- Pest and Disease Control: While agapanthus plants are generally resistant to most pests and diseases, they can occasionally be affected by issues such as aphids, snails, and fungal diseases like powdery mildew. Monitor your plants regularly for signs of infestations or disease, and treat any problems promptly with appropriate insecticides, fungicides, or cultural controls.
- Winter Care: For those growing deciduous agapanthus varieties in colder climates, it is essential to protect the plants during the winter months. Once the foliage has died back, apply a thick layer of mulch, straw, or leaf litter over the planting site to insulate the plants and protect them from freezing temperatures. In regions with exceptionally harsh winters, consider planting your agapanthus in containers that can be moved to a sheltered location, such as a garage or greenhouse, for the winter months.
Propagation: Expanding Your Agapanthus Collection
One of the many benefits of growing agapanthus plants is their ability to be easily propagated, allowing you to expand your collection or share these beautiful plants with friends and family. There are two primary methods for propagating agapanthus: division and seed propagation.

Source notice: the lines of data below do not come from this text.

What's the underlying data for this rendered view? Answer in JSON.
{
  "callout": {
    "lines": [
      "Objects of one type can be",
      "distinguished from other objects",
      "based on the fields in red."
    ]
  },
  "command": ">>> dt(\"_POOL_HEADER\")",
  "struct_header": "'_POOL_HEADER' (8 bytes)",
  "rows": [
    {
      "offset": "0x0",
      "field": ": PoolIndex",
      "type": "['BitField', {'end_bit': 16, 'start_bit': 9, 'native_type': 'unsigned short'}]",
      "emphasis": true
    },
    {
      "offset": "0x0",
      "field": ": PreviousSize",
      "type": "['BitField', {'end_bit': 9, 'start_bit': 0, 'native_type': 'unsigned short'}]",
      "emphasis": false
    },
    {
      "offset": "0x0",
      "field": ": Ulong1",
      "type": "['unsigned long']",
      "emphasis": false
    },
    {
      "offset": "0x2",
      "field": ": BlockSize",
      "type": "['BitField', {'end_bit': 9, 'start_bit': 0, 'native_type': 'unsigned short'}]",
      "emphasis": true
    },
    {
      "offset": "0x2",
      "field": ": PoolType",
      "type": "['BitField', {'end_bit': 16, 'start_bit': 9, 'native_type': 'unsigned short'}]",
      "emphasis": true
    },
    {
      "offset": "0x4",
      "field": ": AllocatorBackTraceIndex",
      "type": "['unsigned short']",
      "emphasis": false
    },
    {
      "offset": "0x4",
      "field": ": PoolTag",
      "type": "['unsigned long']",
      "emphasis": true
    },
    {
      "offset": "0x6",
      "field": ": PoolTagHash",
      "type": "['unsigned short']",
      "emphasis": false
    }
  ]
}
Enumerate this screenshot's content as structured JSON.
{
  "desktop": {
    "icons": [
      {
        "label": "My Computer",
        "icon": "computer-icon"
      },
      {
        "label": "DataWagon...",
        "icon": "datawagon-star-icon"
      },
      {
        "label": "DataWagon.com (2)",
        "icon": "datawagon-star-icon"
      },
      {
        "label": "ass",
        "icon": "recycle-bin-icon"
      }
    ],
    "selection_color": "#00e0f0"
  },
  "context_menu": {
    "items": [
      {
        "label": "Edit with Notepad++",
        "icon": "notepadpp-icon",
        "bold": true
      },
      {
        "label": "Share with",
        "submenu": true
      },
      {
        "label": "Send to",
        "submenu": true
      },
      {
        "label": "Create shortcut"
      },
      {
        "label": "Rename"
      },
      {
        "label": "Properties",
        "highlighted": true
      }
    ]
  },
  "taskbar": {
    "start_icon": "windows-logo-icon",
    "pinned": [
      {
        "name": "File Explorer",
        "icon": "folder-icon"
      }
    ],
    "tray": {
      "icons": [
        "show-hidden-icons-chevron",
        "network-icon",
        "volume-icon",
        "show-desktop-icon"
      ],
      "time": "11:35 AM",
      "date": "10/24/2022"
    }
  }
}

Agapanthus plants naturally produce offsets or new plantlets around the base of the parent plant. Division is a simple and effective method for propagating these offsets, and it can be done every three to four years during the dormant season, typically in late fall or early spring. To divide your agapanthus plants:
- Carefully dig up the entire parent plant, being cautious not to damage the root system.
- Using a sharp, clean knife or garden shears, separate the offsets from the parent plant, ensuring that each division has a healthy root system and at least a few leaves.
- Replant the divisions in their new location or in containers, following the planting guidelines outlined earlier in this guide. Water the newly planted divisions thoroughly and provide ongoing care as needed.
For those interested in experimenting with agapanthus breeding and creating new hybrids, seed propagation is an exciting option. Collect seeds from your agapanthus plants once the seed capsules have ripened and turned brown, typically in late summer or early fall. To propagate agapanthus from seed:
- Sow the seeds in a well-draining seed-starting mix, gently pressing them into the surface of the soil. Lightly cover the seeds with additional mix, but do not bury them deeply, as they require light for germination.
- Maintain consistent moisture and a temperature of approximately 60 to 65 degrees Fahrenheit to encourage germination, which typically occurs within three to four weeks.
- Once the seedlings have developed a few sets of true leaves, carefully transplant them into individual pots or their permanent location in the garden, following the planting guidelines outlined earlier in this guide. Provide ongoing care as needed, and expect your seed-grown agapanthus to begin blooming within two to three years.
In conclusion, agapanthus plants are a stunning addition to any garden, offering captivating beauty and a touch of elegance with their striking flower clusters and graceful foliage. By understanding the different varieties, selecting the ideal planting location, and providing careful, attentive care, you can successfully cultivate and enjoy these enchanting plants for years to come. Moreover, the ease of propagation allows you to share the joy of agapanthus with friends and family, or even experiment with creating your own unique hybrids. With patience, dedication, and the guidelines provided in this comprehensive guide, you can master the art of agapanthus planting and growing, transforming your garden into a breathtaking oasis of vibrant color and wondrous beauty.